As far as the major ingredients to include in this cake, you have wide latitude. Few people have set expectations when it comes to Easter cakes – as opposed to, say, Christmas fruitcakes – and thus you are free to let your culinary imagination soar. Your cake can be vanilla or chocolate. A carrot cake, on the other hand, is an especially appropriate choice given the holiday’s official mascot. You can honor the warming temperatures outside by sprinkling fresh berries all over the top and sides of your masterpiece. And if your warm-weather state of mind is particularly strong, you might include pineapple or banana slices here, or both. Further, shredded coconut and confectioner’s sugar can be the icing on the cake – not counting the actual icing on the cake.
Fillings for Easter Cakes
You should also consider the kind of filling you’d like to use, if any. Chocolate sauce and ice cream are always favorites. Lighter options include jelly, pudding, jam, yogurt, and gelatin. Incidentally, a sponge cake with jelly inside it is called a jelly roll. The best time to add your filling to your cake is after it has come out of the oven, and after it has cooled. Finally, since Easter heralds the arrival of spring, consider presenting your holiday cake on a bed of artificial grass, beside a stuffed bunny or two, and with flowers – real or artificial – all around it. Lilies, of course, would be the ideal choice.
It is our hope that you will find something here that will interest or maybe educate you. We have also provided links to other sites and products that you may find useful.
We’d like to start, however, by asking you to consider what really are ‘Natural’ pet foods. Most of us have a vision that it means feeding our pets stuff that, were they not domesticated, they would eat in the wild. Thus we have seen an upsurge in raw meat diets and diets made with all sorts of ingredients which owners want to feed their pets in the belief that those foods are the best thing for them.
Much of this has occurred, particularly in the USA and Canada, because of an episode in which proprietary pet foods were contaminated and caused the deaths of a large number of pets.
However, there is a problem in that our pets are domesticated. Much though we’d like to see the similarities our dogs aren’t wolves and our cats aren’t lions. Those changes in our pets from their wild forefathers means that we aren’t dealing with the same thing at all. Can you imagine a pack of King Charles Spaniels out hunting elk?
Indeed, even those who promote the diets that are closest to ‘wild’ diets have to add supplements. And as soon as you start adding supplements you aren’t using ‘natural’ food. Can you imagine a wolf popping round to the pharmacy for some vitamin pills to make up for his dietary deficiencies? The simple fact is that if you only fed your pet the foods that its relatives ate in the wild it would succumb to poor health and a short life.
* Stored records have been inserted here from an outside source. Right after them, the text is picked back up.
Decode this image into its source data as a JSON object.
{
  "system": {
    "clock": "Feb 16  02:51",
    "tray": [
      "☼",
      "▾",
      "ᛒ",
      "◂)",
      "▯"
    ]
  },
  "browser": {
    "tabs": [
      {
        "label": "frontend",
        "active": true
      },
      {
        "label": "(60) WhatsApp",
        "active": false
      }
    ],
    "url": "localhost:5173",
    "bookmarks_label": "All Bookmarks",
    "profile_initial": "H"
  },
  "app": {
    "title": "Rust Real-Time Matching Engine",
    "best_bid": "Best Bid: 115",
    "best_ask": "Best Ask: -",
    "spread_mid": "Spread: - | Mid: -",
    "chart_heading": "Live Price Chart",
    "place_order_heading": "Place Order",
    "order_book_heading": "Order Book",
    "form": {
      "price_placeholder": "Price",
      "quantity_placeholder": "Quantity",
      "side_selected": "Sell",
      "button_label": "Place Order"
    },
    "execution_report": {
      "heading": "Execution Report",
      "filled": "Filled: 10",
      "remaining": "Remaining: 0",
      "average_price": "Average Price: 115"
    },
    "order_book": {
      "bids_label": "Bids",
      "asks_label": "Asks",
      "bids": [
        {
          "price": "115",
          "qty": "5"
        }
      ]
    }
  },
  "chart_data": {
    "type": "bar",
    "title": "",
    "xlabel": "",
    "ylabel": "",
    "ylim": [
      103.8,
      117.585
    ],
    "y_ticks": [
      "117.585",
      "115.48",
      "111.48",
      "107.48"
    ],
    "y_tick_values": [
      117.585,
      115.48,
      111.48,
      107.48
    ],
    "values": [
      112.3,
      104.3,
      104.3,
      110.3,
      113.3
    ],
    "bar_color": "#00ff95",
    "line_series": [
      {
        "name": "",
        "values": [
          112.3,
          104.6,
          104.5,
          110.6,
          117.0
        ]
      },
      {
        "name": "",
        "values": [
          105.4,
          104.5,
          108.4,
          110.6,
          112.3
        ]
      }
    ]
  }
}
We believe that natural foods for pets means getting as close as you can to a similar diet to that of their wild relatives but using the best quality substitutes available and with the addition of minerals and vitamins, where appropriate, to ensure a long, healthy and happy life. So instead of feeding your dog freshly killed deer it’s much more likely that you will feed him minced beef.
We like to think that ‘natural’ means the best quality, fresh food. On the pages here you will find some recipes and links to others that we hope you’ll find useful. We’ll also try and give you some useful pointers about specific needs and about foods to avoid.
We hope that feeding a natural pet food becomes part of the way you care for your pet and we wish you years of happiness together.…